■ Source records ■
···
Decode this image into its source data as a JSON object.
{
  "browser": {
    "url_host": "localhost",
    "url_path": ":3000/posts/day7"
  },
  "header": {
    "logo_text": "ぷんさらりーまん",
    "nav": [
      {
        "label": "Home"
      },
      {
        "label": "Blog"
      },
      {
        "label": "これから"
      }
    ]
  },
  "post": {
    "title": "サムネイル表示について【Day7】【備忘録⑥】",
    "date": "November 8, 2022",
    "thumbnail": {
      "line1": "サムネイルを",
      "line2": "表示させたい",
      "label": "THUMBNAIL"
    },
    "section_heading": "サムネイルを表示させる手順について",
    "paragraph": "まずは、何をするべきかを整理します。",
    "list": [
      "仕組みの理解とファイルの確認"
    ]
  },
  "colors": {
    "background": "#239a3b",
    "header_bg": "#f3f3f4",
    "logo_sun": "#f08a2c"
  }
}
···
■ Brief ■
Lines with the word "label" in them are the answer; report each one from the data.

■ Expected answer ■
        "label": "Home"
        "label": "Blog"
        "label": "これから"
      "label": "THUMBNAIL"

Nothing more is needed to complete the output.